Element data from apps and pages
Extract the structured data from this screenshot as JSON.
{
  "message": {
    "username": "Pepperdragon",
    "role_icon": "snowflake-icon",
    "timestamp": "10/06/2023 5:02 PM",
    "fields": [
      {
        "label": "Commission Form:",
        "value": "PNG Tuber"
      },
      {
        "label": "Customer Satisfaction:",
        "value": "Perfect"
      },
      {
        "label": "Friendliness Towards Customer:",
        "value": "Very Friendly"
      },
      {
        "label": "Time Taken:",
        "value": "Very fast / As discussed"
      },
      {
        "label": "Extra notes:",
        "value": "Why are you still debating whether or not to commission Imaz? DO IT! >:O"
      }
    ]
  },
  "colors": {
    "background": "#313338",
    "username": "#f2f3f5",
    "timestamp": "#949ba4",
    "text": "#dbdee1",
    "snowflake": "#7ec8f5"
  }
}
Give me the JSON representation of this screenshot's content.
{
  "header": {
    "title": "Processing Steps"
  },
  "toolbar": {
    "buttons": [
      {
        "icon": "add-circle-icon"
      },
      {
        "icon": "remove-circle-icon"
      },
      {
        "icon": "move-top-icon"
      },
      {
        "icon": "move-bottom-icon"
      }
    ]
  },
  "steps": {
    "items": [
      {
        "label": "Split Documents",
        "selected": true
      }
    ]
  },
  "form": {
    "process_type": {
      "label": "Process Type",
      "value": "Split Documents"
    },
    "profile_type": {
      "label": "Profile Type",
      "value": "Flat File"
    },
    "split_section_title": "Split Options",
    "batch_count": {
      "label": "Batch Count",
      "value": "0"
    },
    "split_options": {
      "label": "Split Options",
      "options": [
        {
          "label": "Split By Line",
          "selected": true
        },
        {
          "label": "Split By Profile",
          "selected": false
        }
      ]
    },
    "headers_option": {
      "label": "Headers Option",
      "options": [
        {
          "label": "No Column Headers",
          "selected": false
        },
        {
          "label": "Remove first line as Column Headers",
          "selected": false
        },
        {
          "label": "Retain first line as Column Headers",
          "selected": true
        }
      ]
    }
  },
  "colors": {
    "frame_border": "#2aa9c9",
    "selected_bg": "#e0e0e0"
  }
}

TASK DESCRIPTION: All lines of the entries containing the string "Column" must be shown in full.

SOLUTION BELOW:
          "label": "No Column Headers",
          "label": "Remove first line as Column Headers",
          "label": "Retain first line as Column Headers",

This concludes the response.